The source of the reduced projections is drought in southern Brazil. And the result has been a spike in soybean prices.
In the country, cash prices, too, have risen. Grain handling facilities in the Midwest are reporting a spike in farmer selling of both old and new crop soybeans.
The rally in soybean prices was triggered by the continuing hot and dry weather in South America. Fields in the critical pod-filling stage have gone up to six weeks without rain.

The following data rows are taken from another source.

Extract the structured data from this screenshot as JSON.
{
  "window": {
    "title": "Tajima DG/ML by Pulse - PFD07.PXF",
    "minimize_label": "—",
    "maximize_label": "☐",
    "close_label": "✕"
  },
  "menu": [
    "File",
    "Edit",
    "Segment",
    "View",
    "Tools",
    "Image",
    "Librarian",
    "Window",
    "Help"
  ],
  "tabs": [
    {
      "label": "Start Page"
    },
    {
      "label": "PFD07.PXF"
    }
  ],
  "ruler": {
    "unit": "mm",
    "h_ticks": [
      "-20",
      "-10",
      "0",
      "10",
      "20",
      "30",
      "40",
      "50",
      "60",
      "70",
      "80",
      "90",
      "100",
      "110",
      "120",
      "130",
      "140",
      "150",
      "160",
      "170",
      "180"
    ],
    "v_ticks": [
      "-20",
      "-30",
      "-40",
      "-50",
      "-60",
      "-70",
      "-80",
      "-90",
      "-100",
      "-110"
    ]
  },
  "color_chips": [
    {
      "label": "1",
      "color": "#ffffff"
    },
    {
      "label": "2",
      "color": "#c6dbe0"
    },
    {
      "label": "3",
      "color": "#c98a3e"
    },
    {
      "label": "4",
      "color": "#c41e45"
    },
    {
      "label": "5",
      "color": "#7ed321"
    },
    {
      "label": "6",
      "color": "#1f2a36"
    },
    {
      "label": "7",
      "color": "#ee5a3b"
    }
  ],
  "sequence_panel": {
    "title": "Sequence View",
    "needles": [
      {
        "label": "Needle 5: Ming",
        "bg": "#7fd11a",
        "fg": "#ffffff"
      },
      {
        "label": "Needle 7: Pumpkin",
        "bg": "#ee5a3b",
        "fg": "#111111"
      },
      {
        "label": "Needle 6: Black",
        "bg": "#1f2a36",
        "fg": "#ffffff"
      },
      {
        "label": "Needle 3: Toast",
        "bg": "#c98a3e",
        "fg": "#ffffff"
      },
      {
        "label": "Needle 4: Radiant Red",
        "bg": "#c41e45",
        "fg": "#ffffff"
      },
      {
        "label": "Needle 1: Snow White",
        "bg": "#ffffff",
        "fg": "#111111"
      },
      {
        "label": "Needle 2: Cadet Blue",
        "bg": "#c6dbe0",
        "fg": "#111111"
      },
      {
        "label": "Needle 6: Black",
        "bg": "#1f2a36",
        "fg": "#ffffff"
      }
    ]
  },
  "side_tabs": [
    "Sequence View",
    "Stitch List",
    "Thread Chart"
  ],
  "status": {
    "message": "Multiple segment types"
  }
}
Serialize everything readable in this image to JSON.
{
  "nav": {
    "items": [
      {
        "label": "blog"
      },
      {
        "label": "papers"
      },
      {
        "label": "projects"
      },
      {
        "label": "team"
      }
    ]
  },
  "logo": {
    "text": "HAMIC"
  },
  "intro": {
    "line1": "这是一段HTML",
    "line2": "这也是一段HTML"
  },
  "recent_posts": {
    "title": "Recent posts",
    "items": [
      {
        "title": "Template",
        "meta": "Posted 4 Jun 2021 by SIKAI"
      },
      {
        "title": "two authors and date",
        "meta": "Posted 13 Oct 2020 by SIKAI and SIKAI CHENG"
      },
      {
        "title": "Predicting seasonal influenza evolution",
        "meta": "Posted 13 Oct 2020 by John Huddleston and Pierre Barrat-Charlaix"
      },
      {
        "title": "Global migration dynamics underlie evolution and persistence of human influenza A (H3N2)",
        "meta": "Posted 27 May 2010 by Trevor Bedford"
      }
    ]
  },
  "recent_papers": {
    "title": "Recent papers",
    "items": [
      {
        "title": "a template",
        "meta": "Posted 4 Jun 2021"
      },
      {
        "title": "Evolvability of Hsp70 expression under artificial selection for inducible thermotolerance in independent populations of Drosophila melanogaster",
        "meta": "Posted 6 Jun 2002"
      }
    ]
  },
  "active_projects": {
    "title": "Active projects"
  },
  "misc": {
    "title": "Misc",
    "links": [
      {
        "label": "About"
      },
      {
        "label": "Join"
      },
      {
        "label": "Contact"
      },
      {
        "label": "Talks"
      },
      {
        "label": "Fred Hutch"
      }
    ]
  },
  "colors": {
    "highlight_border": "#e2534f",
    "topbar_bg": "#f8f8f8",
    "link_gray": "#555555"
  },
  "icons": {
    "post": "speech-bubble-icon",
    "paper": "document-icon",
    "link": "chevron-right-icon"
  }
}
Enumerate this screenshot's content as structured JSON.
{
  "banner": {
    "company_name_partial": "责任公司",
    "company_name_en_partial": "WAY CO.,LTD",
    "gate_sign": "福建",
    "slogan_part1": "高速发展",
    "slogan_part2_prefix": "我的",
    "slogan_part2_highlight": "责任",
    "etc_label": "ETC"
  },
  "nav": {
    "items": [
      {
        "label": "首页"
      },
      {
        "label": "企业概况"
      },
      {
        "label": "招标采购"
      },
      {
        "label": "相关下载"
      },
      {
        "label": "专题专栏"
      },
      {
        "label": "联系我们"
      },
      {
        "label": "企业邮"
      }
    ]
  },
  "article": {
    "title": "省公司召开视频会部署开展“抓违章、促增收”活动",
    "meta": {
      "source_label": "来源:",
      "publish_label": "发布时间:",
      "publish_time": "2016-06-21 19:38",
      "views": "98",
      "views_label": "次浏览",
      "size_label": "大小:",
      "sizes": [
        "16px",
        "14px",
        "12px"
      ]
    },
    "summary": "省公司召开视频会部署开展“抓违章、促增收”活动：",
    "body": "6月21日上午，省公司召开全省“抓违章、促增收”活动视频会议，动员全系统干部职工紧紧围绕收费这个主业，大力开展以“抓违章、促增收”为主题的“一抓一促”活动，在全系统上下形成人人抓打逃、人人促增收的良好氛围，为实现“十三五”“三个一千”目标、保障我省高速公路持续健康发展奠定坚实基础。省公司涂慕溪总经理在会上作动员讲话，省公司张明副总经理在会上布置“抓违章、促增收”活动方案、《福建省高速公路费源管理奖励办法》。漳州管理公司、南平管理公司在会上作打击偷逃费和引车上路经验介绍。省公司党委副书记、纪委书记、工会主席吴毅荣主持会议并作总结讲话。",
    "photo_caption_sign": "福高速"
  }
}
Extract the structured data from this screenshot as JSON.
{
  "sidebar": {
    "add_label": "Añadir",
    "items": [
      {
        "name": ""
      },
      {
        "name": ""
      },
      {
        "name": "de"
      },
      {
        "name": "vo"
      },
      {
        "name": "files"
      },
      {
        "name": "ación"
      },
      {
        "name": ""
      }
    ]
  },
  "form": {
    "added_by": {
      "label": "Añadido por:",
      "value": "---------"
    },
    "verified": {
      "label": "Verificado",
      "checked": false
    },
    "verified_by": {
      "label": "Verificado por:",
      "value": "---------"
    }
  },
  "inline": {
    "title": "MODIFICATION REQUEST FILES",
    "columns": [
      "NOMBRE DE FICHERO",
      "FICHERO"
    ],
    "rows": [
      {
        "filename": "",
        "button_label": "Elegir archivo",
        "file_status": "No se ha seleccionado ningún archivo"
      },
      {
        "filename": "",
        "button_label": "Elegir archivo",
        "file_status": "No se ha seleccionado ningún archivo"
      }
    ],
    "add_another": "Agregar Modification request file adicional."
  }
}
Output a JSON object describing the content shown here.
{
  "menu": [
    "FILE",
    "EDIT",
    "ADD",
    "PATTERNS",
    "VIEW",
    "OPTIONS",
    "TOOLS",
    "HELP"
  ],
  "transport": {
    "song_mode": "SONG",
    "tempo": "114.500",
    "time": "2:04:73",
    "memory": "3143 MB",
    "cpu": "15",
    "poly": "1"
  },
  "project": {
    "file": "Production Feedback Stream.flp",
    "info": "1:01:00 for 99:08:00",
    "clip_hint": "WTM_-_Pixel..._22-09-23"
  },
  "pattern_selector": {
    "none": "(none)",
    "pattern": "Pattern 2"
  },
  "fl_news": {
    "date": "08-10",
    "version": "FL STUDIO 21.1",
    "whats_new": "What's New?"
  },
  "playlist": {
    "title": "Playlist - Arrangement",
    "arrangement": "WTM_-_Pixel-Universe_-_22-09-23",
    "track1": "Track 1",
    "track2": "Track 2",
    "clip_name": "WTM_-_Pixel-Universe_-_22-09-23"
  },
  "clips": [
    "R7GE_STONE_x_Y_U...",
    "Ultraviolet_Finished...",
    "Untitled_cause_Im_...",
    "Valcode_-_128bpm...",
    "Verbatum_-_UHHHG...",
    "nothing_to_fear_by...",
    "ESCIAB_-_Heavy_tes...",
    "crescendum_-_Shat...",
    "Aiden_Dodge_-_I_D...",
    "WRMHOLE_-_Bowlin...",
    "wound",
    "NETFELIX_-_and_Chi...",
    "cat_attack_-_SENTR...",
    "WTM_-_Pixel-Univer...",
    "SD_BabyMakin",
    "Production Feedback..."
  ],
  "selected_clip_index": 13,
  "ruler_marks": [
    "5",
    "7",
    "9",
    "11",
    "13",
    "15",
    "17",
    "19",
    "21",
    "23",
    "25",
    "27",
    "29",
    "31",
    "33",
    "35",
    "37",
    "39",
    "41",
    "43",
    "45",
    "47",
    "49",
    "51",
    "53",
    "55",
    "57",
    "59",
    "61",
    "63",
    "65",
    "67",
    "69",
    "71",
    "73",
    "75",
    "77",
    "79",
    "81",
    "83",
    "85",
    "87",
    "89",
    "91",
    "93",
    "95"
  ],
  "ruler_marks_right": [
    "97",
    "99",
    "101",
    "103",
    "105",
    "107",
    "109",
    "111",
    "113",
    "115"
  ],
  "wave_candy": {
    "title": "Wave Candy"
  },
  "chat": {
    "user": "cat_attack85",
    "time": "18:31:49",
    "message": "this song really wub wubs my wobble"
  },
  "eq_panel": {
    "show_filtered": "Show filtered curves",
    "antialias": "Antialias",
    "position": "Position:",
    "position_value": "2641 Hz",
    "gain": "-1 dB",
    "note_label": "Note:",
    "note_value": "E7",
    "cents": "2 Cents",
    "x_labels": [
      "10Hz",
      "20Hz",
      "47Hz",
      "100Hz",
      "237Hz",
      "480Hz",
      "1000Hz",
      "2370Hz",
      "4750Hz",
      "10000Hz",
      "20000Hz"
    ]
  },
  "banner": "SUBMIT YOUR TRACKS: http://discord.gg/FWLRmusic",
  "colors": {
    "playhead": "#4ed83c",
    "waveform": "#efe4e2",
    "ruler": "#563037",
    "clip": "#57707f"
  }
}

As a result, analysts are predicting yield losses of up to 35 percent in some areas.
The weather news from South America has led some large non-commercial traders in the U.S. to repurchase contracts on which they were holding short positions, helping push soybean prices higher.